About 10 years ago, clinical psychologist Neda Gould was a postdoctoral fellow working on the Burn Unit at Johns Hopkins Bayview when she heard about a compelling new course. It focused on teaching the basics of mindfulness as a tool for reducing stress. Intrigued, Gould enrolled, hoping the tools she learned could be used to help patients with burns who were suffering from post-traumatic stress disorder.
“The course was transformative for me. It allowed me to see the world in a whole different way,” says Gould today. “I’m a pretty driven, high-strung individual, but mindfulness opened my eyes to a whole new experience of living in the present moment. I now have the capability to be with my stress and work with it, as opposed to running from it.”
Gould completed the 40-hour stress reduction program created by Jon Kabat-Zinn, known as mindfulness-based stress reduction (MBSR), and subsequently earned certification to teach MBSR. Since then, she says, she’s “never looked back.”
Over the last few years, Gould has brought mindful-ness training to patients and clinicians across Johns Hopkins, including patients at the Amos Food, Body and Mind Center – and she’s seen countless lives improved through this practice.
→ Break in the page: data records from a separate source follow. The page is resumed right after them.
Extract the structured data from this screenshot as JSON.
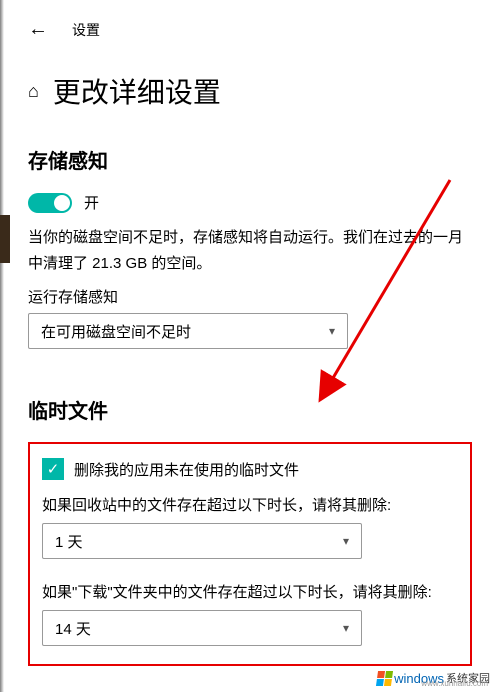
{
  "topbar": {
    "settings_label": "设置"
  },
  "page_title": "更改详细设置",
  "storage_sense": {
    "heading": "存储感知",
    "toggle_state": "开",
    "description": "当你的磁盘空间不足时，存储感知将自动运行。我们在过去的一月中清理了 21.3 GB 的空间。",
    "run_label": "运行存储感知",
    "run_value": "在可用磁盘空间不足时"
  },
  "temp_files": {
    "heading": "临时文件",
    "checkbox_label": "删除我的应用未在使用的临时文件",
    "recycle_label": "如果回收站中的文件存在超过以下时长，请将其删除:",
    "recycle_value": "1 天",
    "downloads_label": "如果\"下载\"文件夹中的文件存在超过以下时长，请将其删除:",
    "downloads_value": "14 天"
  },
  "watermark": {
    "brand": "windows",
    "sub": "系统家园",
    "url": "www.xunhaifu.com"
  }
}
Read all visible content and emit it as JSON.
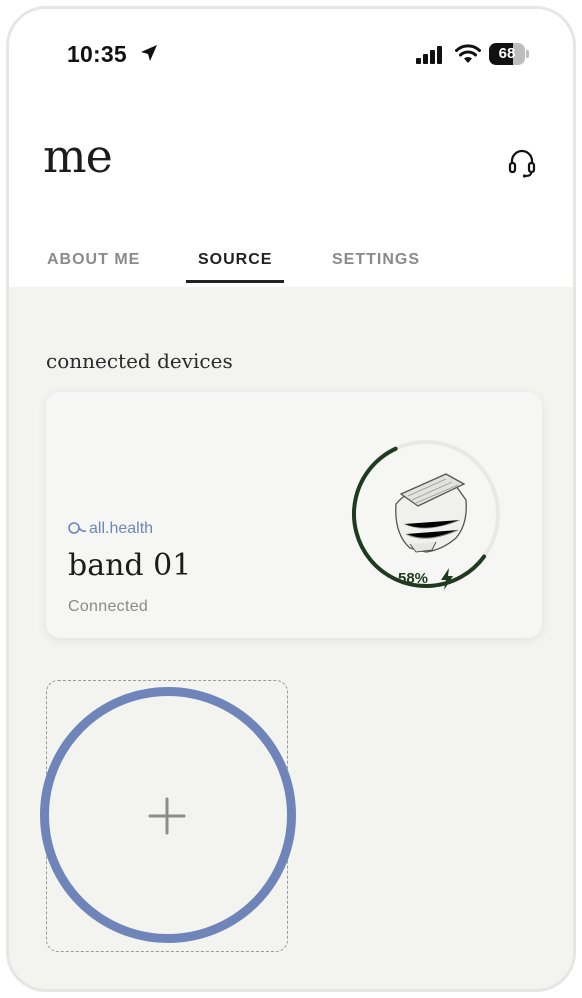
{
  "status_bar": {
    "time": "10:35",
    "battery_level": 68,
    "battery_text": "68",
    "icons": [
      "location-arrow-icon",
      "cellular-signal-icon",
      "wifi-icon",
      "battery-icon"
    ]
  },
  "header": {
    "title": "me",
    "support_icon": "headset-icon"
  },
  "tabs": [
    {
      "label": "ABOUT ME",
      "active": false
    },
    {
      "label": "SOURCE",
      "active": true
    },
    {
      "label": "SETTINGS",
      "active": false
    }
  ],
  "section": {
    "title": "connected devices"
  },
  "device": {
    "brand": "all.health",
    "name": "band 01",
    "status": "Connected",
    "battery_percent_text": "58%",
    "battery_fraction": 0.58,
    "charging": true,
    "image_icon": "band-device-icon"
  },
  "add_device": {
    "icon": "plus-icon"
  },
  "colors": {
    "accent": "#6f84b8",
    "ring": "#1f3a1f",
    "background": "#f3f3f0",
    "brand": "#6f86b8"
  }
}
Most recently, with funding from the Center for Innovative Medicine, she’s expanded her classes to include hospital staff members at the Johns Hopkins Bayview Medical Center.
“Research has shown actual changes in brain structure and function following the practice of mindfulness/meditation. It’s pretty remarkable that we have the power within our minds to shift these bodily processes.”
– Clinical psychologist Neda Gould
Gould points to solid research showing that mindfulness/meditation decreases levels of stress, anxiety, depression and chronic pain. The practice has also been found to improve immune function and reduce hypertension. “Research has shown actual changes in brain structure and function following the practice of mindfulness/meditation,” says Gould. “It’s pretty remarkable that we have the power within our minds to shift these bodily processes.”
The courses she offers vary in terms of focus, format and length. Most often, participants meet for the full MBSR course for 2.5 hours a week over eight weeks. She begins in the classroom, talking about the science behind mindfulness. In subsequent sessions, she covers meditation practices, leading participants through breathing exercises, gentle movement and yoga, and walking meditation. The capstone is a full-day retreat for silent meditation.
Participation has far exceeded expectation, she says, and underscored the reality that employees at Johns Hopkins are hungry for ways to decrease stress, reduce burnout and live happier lives. Whenever a new mindfulness course is announced, she says, “my inbox is flooded by people who want to enroll.”
Until recently, enrollment was limited to university employees. In January, thanks to funding from David Hellmann and the Center for Innovative Medicine, she was able to open the course to non-university employees. The winter course, offered for free with this funding, drew a wide range of hospital employees: physical and occupational therapists, nurses, research coordinators and support staff members.
Participation has far exceeded expectation…and underscored the reality that employees at Johns Hopkins are hungry for ways to decrease stress, reduce burnout and live happier lives.
“There is so much hierarchy in the hospital system,” Gould observes. “One of the things I love about these courses is that when we come into this room, this peaceful place that is nonjudgmental, there is such a sense of equality and connectedness. It’s a magical thing to witness.”
With additional funding, Gould would love to expand her mindfulness offerings to even more Johns Hopkins clinicians and staff members. “It’s a huge gift to those who participate,” she says. “This is where my heart is, and my hope is that this becomes my full-time focus at Johns Hopkins.”